Solar panels will provide part of the domestic hot water with back-up provision by the masonry heater.
With no connection to the hydro grid, electricity generation will be through the use of photovoltaic panels, human pedal power (exercise bikes) and a wind machine atop the high point of the site behind the building. Electrical storage will be in batteries and a small diesel generator will provide back-up power if required. Its inclusion significantly reduces the number of costly photovoltaic panels and it is conceivable that it may not be required if restrained lifestyles and sufficient wind power are achieved.
Following the principle that there is no “waste” in nature, Clivus Multrum composting toilets will be used. These waterless toilets reduce all the contents to produce a nitrogen rich fertilizer which can be used as a resource. Greywater will be treated by the Waterloo Biofilter, a biological system developed by the Waterloo Ground Water Research Centre at the University of Waterloo. From this elegantly simple system the cleansed water will be returned to the soil by way of a simple trench tile bed.
In addition to their thermal qualities, materials have been selected to optimize as far as economically practical materials which are long life, renewable, re-used, re-cycled, non-polluting and/or which minimize the expenditure of embodied energy.
In the Earth Residence 100% of the structural and finish timber is re-used.
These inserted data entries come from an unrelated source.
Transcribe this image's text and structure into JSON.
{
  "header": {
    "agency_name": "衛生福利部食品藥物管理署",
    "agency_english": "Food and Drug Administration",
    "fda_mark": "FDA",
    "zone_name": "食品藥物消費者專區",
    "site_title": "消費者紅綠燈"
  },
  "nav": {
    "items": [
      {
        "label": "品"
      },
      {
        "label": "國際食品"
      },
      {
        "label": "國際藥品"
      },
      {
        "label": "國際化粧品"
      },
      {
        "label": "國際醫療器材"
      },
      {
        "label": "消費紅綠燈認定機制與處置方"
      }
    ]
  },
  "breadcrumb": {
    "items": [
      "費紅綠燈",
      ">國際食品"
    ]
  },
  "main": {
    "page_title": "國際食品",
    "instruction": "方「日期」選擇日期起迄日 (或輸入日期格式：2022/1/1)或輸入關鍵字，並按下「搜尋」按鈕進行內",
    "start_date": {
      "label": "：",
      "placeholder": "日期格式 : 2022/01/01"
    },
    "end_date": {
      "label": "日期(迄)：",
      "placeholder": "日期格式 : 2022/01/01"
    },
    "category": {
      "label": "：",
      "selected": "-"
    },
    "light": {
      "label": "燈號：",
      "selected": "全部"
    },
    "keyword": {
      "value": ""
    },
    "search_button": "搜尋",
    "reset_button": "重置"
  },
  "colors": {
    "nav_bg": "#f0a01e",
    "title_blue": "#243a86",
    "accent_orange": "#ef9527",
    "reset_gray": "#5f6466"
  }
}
Huge fir beams from a factory demolition in Hamilton were transported and a portable sawmill was temporarily installed on the site. This is owned and operated by a local Mennonite who was assisted by YMCA staff, and all the lumber was re-cut to produce large beams, 2 x 4’s and even siding. The glulam beams, heavy timber ceiling decking and plywood was re-used. Concrete incorporates the maximum allowable re-cycled content. The floor finish is tile and carpet made from re-cycled plastic pop bottles.
The materials for the Day Centre are under re-review in light of the current availability of re-used materials in readiness for a construction start this Spring. This highlights a fundamental obstacle to the widespread use of re-used materials. At this time, the sourcing of materials, arrangements for transportation, re-working or re-cycling and the grading of structural components in a manner acceptable to the local building official all fall to the owner and project consultants. It is very time-consuming, expensive and plays havoc with timetables and the orderly organization of the construction contract. A lesson gleaned from building the Earth Residences is that central collection, sorting and grading centres are required if we are to re-use and re-cycle effectively and on a large scale in the future.
The site and landscaping design optimizes the use of native, low maintenance plants and re-cycled or re-used construction materials. A new parking lot is surfaced with 100% re-cycled gravel, tree spades have been used to re-locate scores of semi-mature trees, and grading and planting are contrived to provide an agreeable micro-climate, prevent erosion and ensure that rain-water run-off is returned unpolluted to the aquifer. Trees which are not suitable for re-use are mulched and used on the new pathways.
These first two buildings represent the first stage of a far-sighted initiative taken by an enlightened client who is dedicated to encouraging people “to live lighter on this earth”. Thousands of children (and many adults) will be taught love and respect for nature and hopefully realize that transforming lifestyles can be challenging and fun. By taking a leadership role within the national organization, the Kitchener-Waterloo YMCA has made a commitment to the promotion of environmental values and knowledge for many generations to come. The Environmental Learning Centre will offer people the only camp of its kind in Canada -- and probably North America.